Deborah Gist: Chasm: Seniority is no longer a way in which teachers will be selected and assigned in our state. I sent a letter to all superintendents last fall to remind them that the Basic Education Program Regulation in going in effect this summer, and seniority policies would be inconsistent with that regulation. Unfortunately, state statute requires that layoffs be done on a "first in, first out" policy. Legislation would be required to change that, and I would wholeheartedly support it if it were introduced. I will do whatever is necessary to ensure that the very highest quality teacher is in every classroom in our state.



Deborah Gist: Dismissing all of the education-related staff is a requirement of the turnaround model. In fact, the only model that does not have full dismissal as a part of its design is transformation. Although transformation was the superintendent's first choice, Central Falls has decided that transformation is not a viable option. Under turnaround, up to 50% of the staff can be rehired. What will result is a staff hand-selected to be the very best in the country to serve your child well in every class, in every subject every day. This won't be an easy process, but comprehensive intervention at this point will be required in our most persistently lowest-achieving schools.

SueBuono: Ms. Gist, Supporting Ms. Gallo's emotional response takes woman in the role of executive management back 20years. This is a pure emotional reaction - she has no precedent the wholesale firing of teachers will meet the goals of improved performance for Central Falls. She picks an aribtrary re-hire number of 50%. She has no plan for hiring the 'new & improved' teachers. This is not the emotional action of a woman who did not get her way? Thanks - now I get to defend myself once again to my colleagues.

Deborah Gist: SueBuono: Rather than an emotional response, Dr. Gallo is following a very carefully designed process that I have indicated she must follow--choosing one of the school improvement models while engaging the community in the decision. The 50% maximum hire back is not arbitrary; it is laid out very clearly in federal law. Further, Dr. Gallo has already begun developing the next steps and will have up to 120 days (as required in the protocol) to create a detailed plan.

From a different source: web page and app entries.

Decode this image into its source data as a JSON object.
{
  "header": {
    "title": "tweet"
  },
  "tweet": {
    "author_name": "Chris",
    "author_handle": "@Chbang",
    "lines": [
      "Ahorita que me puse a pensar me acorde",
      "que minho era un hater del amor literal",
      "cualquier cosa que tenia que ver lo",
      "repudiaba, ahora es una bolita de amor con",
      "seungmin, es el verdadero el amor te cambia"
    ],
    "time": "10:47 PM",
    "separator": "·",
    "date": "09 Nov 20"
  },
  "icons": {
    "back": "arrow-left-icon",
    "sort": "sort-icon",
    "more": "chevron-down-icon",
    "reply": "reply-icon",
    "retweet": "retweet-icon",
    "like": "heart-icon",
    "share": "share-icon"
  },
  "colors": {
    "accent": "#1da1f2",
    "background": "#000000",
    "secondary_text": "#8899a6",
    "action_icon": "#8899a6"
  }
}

Matt: Will you apologize for repeatedly saying that "we recruit the majority of our teachers from the bottom third of high school students going to college"? The studies that you cite do not back this up.

Deborah Gist: Matt: As a traditionally trained teacher, I know this is difficult to hear. I don't like it either. Unfortunately, it is true. While there are many extraordinarily intelligent educators throughout Rhode Island and our country, the US--unlike other high performing countries--recruits our teachers from the lowest performers in our secondary schools based on SAT scores and other performance data.

Deborah Gist: If you have a source that shows otherwise, I'd love to see that. I'm always open to learning new resources. So, I'd be happy for you to share that.

And finally a great defense of Teach For America:

rhodyblue: you have indicated support for programs such as Teach for America where graduates from college receive 5-6 weeks of training and then serve as teachers for a couple of years- would you have your children taught by someone with such minimal training? would you employ an electrician with such minimal training? thank you

Deborah Gist: rhodyblue: As someone who was trained as a traditional teacher, I was offended by Teach for America for many years. I just found it insulting to think that someone could learn what I did in such a short period. It was the exact question you ask plus the research I have read that ultimately changed my mind. The answer is, "Yes. I would love to have my child in a Teach for America classroom." The teachers are highly recruited, and the program is very selective. The teachers receive training and then extensive support as they teach. Results show they are effective, and a large percentage stay in teaching beyond the 2 year commitment.


Transcript: R.I. Ed. chief Gist chats with 135 projo readers

5:34 PM Thu, Feb 18, 2010 | Permalink
Pamela Reinsel Cotter

 Subscribe in a reader